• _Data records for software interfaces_
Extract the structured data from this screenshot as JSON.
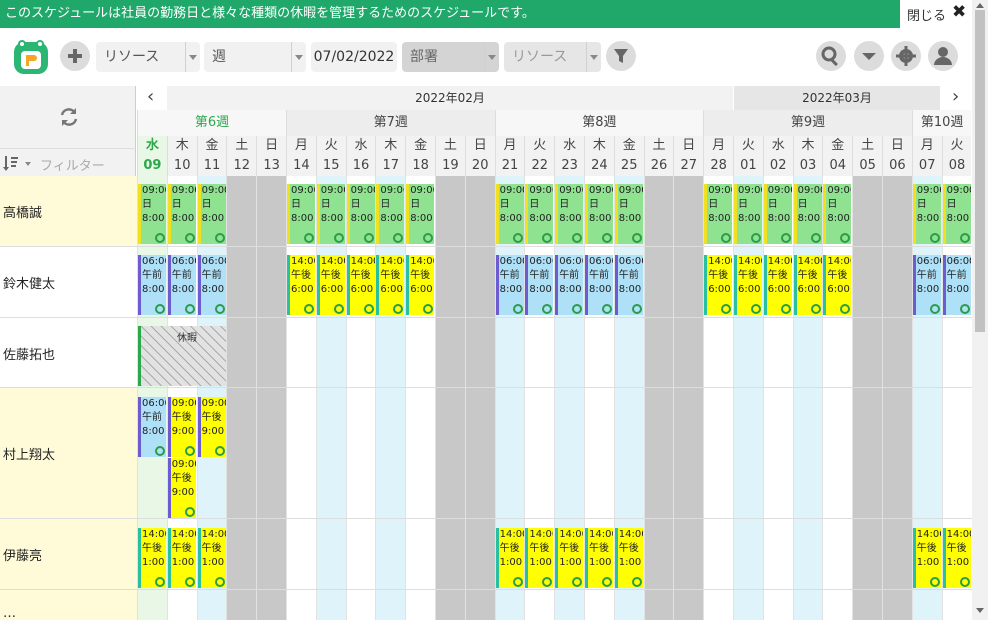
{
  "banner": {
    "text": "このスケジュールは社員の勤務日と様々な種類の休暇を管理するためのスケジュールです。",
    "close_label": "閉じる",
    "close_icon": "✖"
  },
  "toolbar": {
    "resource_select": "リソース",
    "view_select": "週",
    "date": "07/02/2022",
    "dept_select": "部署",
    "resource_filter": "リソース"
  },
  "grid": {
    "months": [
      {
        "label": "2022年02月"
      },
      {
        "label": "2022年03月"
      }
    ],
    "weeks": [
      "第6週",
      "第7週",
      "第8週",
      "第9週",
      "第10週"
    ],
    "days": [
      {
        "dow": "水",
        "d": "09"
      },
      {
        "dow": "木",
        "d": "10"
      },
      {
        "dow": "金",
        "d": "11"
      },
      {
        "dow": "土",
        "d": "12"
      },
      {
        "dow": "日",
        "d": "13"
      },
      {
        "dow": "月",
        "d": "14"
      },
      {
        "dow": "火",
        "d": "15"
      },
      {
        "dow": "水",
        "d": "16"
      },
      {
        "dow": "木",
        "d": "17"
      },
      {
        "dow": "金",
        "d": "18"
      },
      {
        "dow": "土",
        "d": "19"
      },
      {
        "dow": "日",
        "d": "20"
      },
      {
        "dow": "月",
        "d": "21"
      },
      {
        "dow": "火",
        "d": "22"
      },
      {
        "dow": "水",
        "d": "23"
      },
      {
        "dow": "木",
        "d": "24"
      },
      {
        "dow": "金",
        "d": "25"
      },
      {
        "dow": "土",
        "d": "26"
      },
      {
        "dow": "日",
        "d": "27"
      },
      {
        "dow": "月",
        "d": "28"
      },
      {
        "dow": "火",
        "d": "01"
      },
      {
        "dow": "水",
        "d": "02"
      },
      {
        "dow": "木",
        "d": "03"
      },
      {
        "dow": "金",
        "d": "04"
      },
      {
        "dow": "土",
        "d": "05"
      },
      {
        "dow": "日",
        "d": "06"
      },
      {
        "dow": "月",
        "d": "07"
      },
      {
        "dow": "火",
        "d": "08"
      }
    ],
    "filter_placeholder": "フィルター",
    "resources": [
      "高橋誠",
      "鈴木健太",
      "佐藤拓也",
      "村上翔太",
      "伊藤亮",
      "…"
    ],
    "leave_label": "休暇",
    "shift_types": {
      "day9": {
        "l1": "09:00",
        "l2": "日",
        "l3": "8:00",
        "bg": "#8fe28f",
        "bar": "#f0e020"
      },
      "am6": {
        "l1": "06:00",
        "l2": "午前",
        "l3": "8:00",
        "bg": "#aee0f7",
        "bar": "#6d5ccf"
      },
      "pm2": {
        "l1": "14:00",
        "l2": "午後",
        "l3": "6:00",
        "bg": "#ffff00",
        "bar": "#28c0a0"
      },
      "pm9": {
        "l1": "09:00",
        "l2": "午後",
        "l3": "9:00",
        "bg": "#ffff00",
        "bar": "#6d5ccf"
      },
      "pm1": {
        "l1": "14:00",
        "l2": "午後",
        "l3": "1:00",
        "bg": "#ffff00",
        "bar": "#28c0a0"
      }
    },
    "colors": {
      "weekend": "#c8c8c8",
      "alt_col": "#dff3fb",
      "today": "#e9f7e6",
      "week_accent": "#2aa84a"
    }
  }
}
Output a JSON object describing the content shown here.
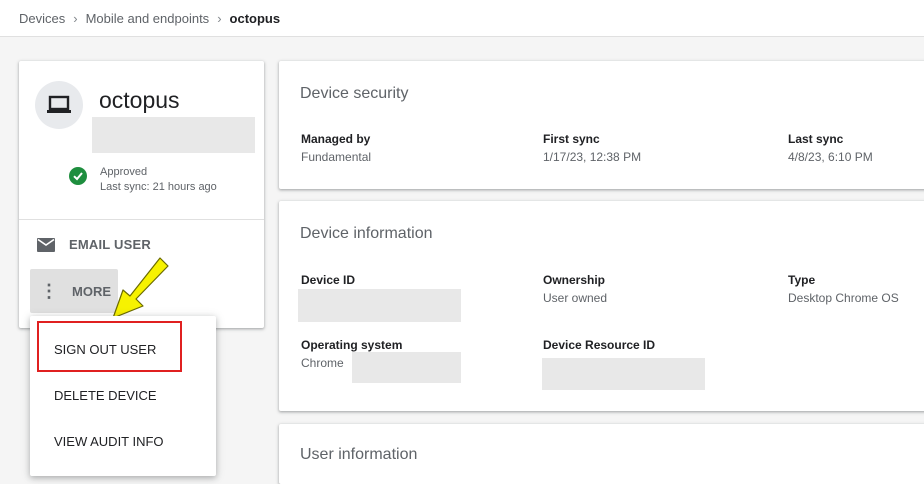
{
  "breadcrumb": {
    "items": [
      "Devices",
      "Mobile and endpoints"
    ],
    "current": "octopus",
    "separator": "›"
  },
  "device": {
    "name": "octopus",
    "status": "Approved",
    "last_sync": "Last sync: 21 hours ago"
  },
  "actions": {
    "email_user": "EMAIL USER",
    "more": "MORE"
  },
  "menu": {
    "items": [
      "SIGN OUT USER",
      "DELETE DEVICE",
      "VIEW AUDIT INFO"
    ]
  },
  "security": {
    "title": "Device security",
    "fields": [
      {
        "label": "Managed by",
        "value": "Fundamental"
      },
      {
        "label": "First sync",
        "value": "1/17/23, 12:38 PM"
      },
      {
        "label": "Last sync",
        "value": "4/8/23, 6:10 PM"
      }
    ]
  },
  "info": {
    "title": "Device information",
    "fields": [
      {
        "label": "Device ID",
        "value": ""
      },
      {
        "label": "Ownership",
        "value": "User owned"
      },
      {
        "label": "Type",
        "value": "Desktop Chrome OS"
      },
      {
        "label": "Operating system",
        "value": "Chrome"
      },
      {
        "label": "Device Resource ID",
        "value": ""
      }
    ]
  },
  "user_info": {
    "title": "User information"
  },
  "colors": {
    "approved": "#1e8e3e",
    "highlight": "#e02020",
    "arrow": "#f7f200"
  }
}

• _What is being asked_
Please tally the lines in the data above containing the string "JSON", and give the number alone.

• _Reply_
2